*Prompt:* For the records below, the count of lines that hold "системе" is required; give only that number.

*Source information:*
=== Begin Enclosure ===

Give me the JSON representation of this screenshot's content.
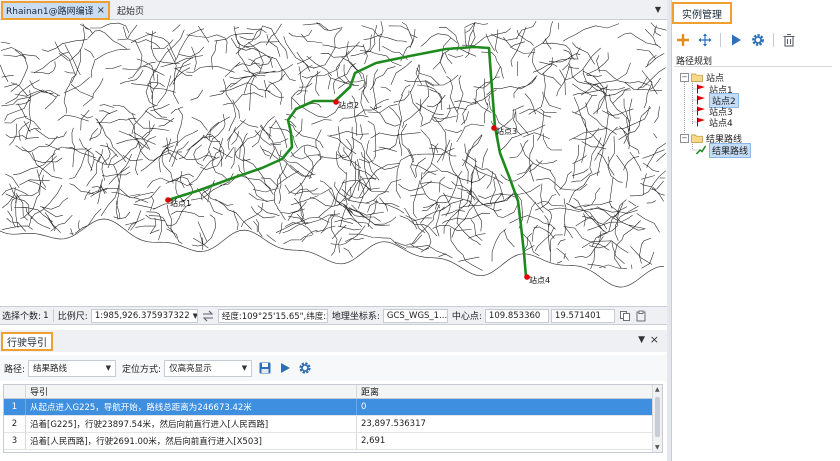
{
  "tabs": {
    "active_label": "Rhainan1@路网编译",
    "close_glyph": "×",
    "start_page_label": "起始页",
    "menu_glyph": "▼"
  },
  "map": {
    "stops": [
      {
        "label": "站点1"
      },
      {
        "label": "站点2"
      },
      {
        "label": "站点3"
      },
      {
        "label": "站点4"
      }
    ],
    "route_color": "#1e8a1e",
    "stop_color": "#e00000"
  },
  "statusbar": {
    "selected_count_label": "选择个数:",
    "selected_count_value": "1",
    "scale_label": "比例尺:",
    "scale_value": "1:985,926.375937322",
    "lonlat_value": "经度:109°25'15.65\",纬度:2...",
    "crs_label": "地理坐标系:",
    "crs_value": "GCS_WGS_1...",
    "center_label": "中心点:",
    "center_x": "109.853360",
    "center_y": "19.571401"
  },
  "guide_panel": {
    "title": "行驶导引",
    "pin_glyph": "▼",
    "close_glyph": "×",
    "route_label": "路径:",
    "route_value": "结果路线",
    "locate_label": "定位方式:",
    "locate_value": "仅高亮显示",
    "columns": [
      "导引",
      "距离"
    ],
    "rows": [
      {
        "index": "1",
        "guide": "从起点进入G225，导航开始，路线总距离为246673.42米",
        "distance": "0"
      },
      {
        "index": "2",
        "guide": "沿着[G225]，行驶23897.54米，然后向前直行进入[人民西路]",
        "distance": "23,897.536317"
      },
      {
        "index": "3",
        "guide": "沿着[人民西路]，行驶2691.00米，然后向前直行进入[X503]",
        "distance": "2,691"
      }
    ]
  },
  "instance_panel": {
    "title": "实例管理",
    "section_label": "路径规划",
    "tree": {
      "stops_folder": "站点",
      "stops": [
        "站点1",
        "站点2",
        "站点3",
        "站点4"
      ],
      "route_folder": "结果路线",
      "route_item": "结果路线"
    }
  },
  "icons": {
    "add": "plus-icon",
    "move": "move-icon",
    "run": "play-icon",
    "settings": "gear-icon",
    "delete": "trash-icon"
  }
}
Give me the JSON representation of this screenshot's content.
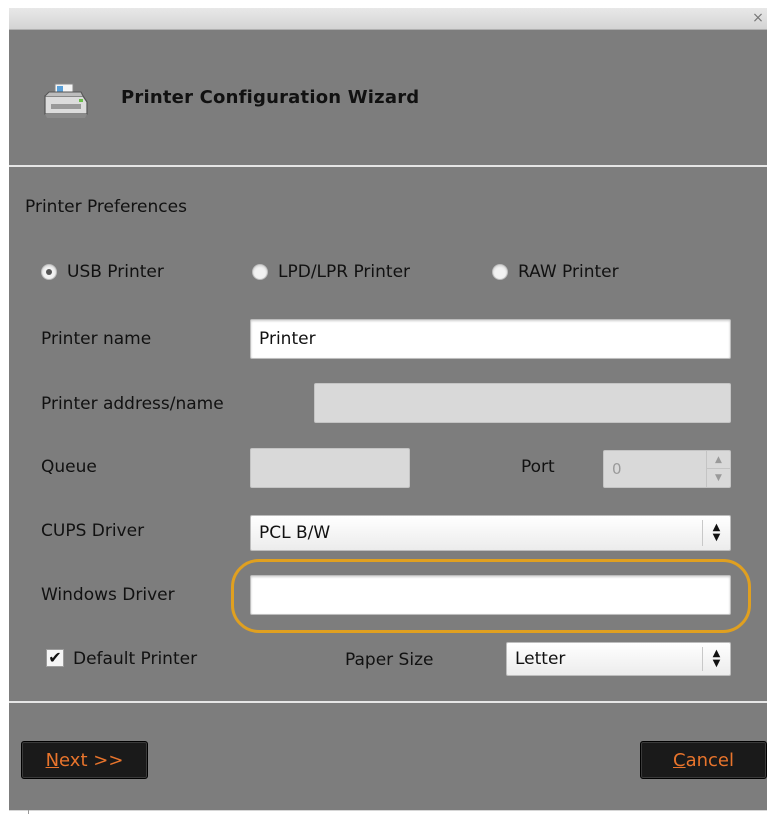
{
  "window": {
    "close_glyph": "×"
  },
  "wizard": {
    "title": "Printer Configuration Wizard",
    "icon": "printer-icon"
  },
  "preferences": {
    "section_title": "Printer Preferences",
    "connection_types": [
      {
        "label": "USB Printer",
        "selected": true
      },
      {
        "label": "LPD/LPR Printer",
        "selected": false
      },
      {
        "label": "RAW Printer",
        "selected": false
      }
    ],
    "printer_name": {
      "label": "Printer name",
      "value": "Printer"
    },
    "printer_address": {
      "label": "Printer address/name",
      "value": ""
    },
    "queue": {
      "label": "Queue",
      "value": ""
    },
    "port": {
      "label": "Port",
      "value": "0"
    },
    "cups_driver": {
      "label": "CUPS Driver",
      "value": "PCL B/W"
    },
    "windows_driver": {
      "label": "Windows Driver",
      "value": ""
    },
    "default_printer": {
      "label": "Default Printer",
      "checked": true
    },
    "paper_size": {
      "label": "Paper Size",
      "value": "Letter"
    }
  },
  "buttons": {
    "next": {
      "accel": "N",
      "rest": "ext >>"
    },
    "cancel": {
      "accel": "C",
      "rest": "ancel"
    }
  },
  "colors": {
    "dialog_bg": "#7d7d7d",
    "button_bg": "#1a1a1a",
    "button_text": "#e8742c",
    "highlight": "#e0a020"
  }
}
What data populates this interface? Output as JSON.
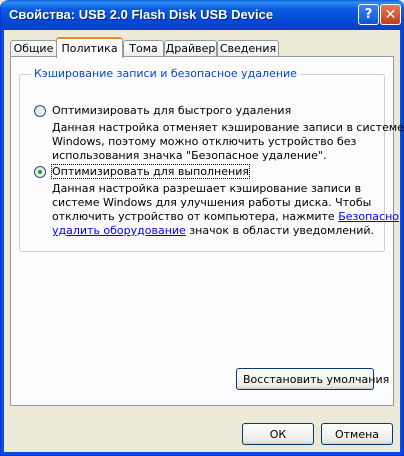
{
  "window": {
    "title": "Свойства: USB 2.0 Flash Disk USB Device",
    "help_glyph": "?",
    "close_glyph": "✕"
  },
  "tabs": [
    {
      "label": "Общие"
    },
    {
      "label": "Политика"
    },
    {
      "label": "Тома"
    },
    {
      "label": "Драйвер"
    },
    {
      "label": "Сведения"
    }
  ],
  "group": {
    "label": "Кэширование записи и безопасное удаление",
    "option1": {
      "label": "Оптимизировать для быстрого удаления",
      "selected": false,
      "desc": [
        "Данная настройка отменяет кэширование записи в системе",
        "Windows, поэтому можно отключить устройство без",
        "использования значка \"Безопасное удаление\"."
      ]
    },
    "option2": {
      "label": "Оптимизировать для выполнения",
      "selected": true,
      "desc": [
        "Данная настройка разрешает кэширование записи в",
        "системе Windows для улучшения работы диска. Чтобы",
        "отключить устройство от компьютера, нажмите "
      ],
      "link_part1": "Безопасно",
      "link_part2": "удалить оборудование",
      "desc_tail": " значок в области уведомлений."
    }
  },
  "buttons": {
    "restore": "Восстановить умолчания",
    "ok": "ОК",
    "cancel": "Отмена"
  }
}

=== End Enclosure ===

*Answer section:* 2